Present exactly, and only, the lines running from the line that contains "Give me the" through the end of the entries below.
══════
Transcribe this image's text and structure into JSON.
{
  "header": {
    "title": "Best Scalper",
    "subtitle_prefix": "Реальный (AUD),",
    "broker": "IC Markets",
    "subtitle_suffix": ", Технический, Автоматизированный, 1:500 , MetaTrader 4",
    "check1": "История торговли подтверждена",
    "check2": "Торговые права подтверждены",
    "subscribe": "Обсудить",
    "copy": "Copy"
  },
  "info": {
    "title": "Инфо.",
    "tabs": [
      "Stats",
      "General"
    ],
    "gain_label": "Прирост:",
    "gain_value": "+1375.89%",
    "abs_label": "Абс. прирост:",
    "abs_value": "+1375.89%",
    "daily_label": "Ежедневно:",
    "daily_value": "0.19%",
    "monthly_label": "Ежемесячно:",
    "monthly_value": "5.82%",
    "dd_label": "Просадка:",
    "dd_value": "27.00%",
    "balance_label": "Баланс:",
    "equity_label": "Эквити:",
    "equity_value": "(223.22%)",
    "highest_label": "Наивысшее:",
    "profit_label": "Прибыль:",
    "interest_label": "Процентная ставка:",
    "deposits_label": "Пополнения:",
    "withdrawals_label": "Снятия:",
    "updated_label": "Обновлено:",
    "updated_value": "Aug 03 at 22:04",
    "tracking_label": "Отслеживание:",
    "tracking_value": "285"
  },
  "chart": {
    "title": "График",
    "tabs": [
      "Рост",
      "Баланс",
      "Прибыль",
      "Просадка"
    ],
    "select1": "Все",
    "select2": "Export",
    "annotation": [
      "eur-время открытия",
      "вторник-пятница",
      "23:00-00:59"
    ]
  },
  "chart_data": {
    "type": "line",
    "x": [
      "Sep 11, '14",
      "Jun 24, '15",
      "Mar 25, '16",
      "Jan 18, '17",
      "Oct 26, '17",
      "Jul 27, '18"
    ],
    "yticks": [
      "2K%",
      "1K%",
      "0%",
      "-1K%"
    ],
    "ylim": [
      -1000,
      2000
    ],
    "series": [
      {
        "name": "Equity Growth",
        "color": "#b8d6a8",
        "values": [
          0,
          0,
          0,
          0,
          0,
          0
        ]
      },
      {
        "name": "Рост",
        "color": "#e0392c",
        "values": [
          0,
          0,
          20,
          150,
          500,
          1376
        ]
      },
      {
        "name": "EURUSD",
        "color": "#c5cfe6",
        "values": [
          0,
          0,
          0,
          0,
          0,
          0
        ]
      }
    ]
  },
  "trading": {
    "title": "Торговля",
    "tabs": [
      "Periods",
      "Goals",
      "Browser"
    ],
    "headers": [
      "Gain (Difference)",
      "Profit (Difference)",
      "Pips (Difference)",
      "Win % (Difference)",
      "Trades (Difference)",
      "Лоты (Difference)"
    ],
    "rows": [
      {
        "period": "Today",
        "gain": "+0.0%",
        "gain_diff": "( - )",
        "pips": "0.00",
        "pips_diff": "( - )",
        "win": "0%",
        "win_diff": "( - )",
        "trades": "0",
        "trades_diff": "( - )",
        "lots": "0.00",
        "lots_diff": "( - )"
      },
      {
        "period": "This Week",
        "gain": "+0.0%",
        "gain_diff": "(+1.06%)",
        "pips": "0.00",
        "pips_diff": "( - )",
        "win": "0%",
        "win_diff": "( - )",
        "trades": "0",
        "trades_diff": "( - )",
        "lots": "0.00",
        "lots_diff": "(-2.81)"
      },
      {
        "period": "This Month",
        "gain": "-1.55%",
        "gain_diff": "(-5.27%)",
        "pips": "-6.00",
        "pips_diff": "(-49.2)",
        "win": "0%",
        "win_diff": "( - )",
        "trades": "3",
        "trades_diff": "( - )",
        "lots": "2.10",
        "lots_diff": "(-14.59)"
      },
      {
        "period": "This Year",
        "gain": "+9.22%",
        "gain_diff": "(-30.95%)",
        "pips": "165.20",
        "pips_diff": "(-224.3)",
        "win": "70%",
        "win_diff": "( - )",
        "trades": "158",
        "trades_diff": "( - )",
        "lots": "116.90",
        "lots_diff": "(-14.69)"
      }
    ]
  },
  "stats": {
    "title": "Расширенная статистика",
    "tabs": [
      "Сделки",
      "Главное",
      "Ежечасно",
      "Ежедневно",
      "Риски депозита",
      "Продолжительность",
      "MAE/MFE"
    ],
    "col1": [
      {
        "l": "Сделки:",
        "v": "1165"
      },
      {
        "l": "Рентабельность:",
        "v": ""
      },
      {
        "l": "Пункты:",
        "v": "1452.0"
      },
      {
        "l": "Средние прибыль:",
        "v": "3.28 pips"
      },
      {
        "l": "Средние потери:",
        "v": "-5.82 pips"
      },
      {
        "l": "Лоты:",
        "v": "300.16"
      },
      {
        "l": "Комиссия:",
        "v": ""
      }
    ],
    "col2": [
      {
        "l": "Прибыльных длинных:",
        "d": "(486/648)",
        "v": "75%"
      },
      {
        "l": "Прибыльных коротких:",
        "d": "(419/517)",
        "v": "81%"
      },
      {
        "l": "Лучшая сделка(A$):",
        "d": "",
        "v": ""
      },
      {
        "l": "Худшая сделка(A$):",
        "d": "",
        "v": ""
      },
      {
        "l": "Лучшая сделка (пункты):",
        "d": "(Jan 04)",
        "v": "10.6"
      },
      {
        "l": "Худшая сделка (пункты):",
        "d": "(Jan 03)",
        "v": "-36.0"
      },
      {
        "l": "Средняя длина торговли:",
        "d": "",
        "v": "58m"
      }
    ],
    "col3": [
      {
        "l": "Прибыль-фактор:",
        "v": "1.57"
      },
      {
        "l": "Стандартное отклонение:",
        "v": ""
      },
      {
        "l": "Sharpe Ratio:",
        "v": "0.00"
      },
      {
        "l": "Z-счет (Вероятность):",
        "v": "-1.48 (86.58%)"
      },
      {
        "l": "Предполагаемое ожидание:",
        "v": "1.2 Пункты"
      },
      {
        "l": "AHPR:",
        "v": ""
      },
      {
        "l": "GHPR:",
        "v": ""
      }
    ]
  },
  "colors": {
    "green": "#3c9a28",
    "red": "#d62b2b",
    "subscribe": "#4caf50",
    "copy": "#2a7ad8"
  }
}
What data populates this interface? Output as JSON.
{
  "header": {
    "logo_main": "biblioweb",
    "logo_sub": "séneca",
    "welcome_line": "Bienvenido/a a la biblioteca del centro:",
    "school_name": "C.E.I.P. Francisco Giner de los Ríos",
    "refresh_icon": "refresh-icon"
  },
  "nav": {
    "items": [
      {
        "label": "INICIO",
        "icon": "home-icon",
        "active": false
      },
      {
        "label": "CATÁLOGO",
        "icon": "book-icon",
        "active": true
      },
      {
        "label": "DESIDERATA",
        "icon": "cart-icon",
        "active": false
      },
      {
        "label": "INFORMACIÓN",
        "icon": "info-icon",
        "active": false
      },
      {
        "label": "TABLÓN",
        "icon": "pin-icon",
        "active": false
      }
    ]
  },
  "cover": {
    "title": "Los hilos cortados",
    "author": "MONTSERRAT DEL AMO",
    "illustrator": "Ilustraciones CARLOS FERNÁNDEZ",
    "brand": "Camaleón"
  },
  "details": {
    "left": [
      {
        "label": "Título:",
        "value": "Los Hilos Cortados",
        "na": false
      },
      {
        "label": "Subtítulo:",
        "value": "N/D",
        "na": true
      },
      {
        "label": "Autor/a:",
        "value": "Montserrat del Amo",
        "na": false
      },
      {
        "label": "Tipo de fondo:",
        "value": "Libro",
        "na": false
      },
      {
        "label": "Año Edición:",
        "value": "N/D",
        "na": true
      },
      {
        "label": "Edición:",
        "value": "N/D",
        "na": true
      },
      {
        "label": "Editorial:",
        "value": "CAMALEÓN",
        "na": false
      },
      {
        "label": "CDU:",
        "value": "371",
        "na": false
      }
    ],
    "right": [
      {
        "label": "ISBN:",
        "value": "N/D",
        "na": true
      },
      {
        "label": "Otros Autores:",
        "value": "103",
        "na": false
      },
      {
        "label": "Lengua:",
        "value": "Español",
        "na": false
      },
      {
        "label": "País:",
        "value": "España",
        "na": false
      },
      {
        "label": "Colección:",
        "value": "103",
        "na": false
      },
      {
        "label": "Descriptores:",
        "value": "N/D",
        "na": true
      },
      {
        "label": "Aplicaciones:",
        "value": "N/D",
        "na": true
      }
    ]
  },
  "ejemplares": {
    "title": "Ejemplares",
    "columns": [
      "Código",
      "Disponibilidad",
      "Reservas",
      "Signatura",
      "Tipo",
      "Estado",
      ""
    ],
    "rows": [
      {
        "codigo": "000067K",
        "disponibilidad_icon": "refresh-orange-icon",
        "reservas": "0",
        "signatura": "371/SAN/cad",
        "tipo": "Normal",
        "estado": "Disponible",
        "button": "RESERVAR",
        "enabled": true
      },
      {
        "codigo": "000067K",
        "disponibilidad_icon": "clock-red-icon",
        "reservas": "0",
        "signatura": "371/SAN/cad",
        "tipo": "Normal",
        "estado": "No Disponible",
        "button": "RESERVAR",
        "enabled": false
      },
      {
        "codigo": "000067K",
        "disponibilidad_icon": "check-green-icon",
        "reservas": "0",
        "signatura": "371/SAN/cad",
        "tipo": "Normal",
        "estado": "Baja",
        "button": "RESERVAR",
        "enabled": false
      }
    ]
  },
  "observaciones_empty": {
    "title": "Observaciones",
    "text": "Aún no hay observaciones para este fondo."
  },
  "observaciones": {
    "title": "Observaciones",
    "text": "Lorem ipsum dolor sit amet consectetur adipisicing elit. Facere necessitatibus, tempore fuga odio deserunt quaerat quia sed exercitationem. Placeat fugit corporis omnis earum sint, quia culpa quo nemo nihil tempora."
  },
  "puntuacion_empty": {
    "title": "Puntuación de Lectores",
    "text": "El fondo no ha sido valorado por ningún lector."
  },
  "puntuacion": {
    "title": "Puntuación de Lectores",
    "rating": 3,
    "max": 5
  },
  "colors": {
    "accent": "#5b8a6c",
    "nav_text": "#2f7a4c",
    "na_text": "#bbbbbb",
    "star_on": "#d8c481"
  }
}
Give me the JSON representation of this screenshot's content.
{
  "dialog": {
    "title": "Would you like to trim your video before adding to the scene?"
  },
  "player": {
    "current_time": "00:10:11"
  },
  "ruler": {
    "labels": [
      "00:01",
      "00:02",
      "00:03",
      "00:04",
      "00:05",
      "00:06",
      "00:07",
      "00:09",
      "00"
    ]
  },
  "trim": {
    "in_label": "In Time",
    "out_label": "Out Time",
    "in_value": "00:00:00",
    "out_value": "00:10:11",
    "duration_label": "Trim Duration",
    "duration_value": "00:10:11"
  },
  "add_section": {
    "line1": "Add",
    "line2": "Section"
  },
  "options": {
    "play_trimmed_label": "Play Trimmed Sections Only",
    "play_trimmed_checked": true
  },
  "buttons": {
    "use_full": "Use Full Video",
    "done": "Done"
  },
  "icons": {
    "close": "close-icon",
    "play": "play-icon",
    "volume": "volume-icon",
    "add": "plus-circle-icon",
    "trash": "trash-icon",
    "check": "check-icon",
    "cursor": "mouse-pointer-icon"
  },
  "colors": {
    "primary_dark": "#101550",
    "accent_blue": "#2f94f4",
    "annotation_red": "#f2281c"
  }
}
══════
» **EXERCISE SOLUTION**:
Give me the JSON representation of this screenshot's content.
{
  "dialog": {
    "title": "Would you like to trim your video before adding to the scene?"
  },
  "player": {
    "current_time": "00:10:11"
  },
  "ruler": {
    "labels": [
      "00:01",
      "00:02",
      "00:03",
      "00:04",
      "00:05",
      "00:06",
      "00:07",
      "00:09",
      "00"
    ]
  },
  "trim": {
    "in_label": "In Time",
    "out_label": "Out Time",
    "in_value": "00:00:00",
    "out_value": "00:10:11",
    "duration_label": "Trim Duration",
    "duration_value": "00:10:11"
  },
  "add_section": {
    "line1": "Add",
    "line2": "Section"
  },
  "options": {
    "play_trimmed_label": "Play Trimmed Sections Only",
    "play_trimmed_checked": true
  },
  "buttons": {
    "use_full": "Use Full Video",
    "done": "Done"
  },
  "icons": {
    "close": "close-icon",
    "play": "play-icon",
    "volume": "volume-icon",
    "add": "plus-circle-icon",
    "trash": "trash-icon",
    "check": "check-icon",
    "cursor": "mouse-pointer-icon"
  },
  "colors": {
    "primary_dark": "#101550",
    "accent_blue": "#2f94f4",
    "annotation_red": "#f2281c"
  }
}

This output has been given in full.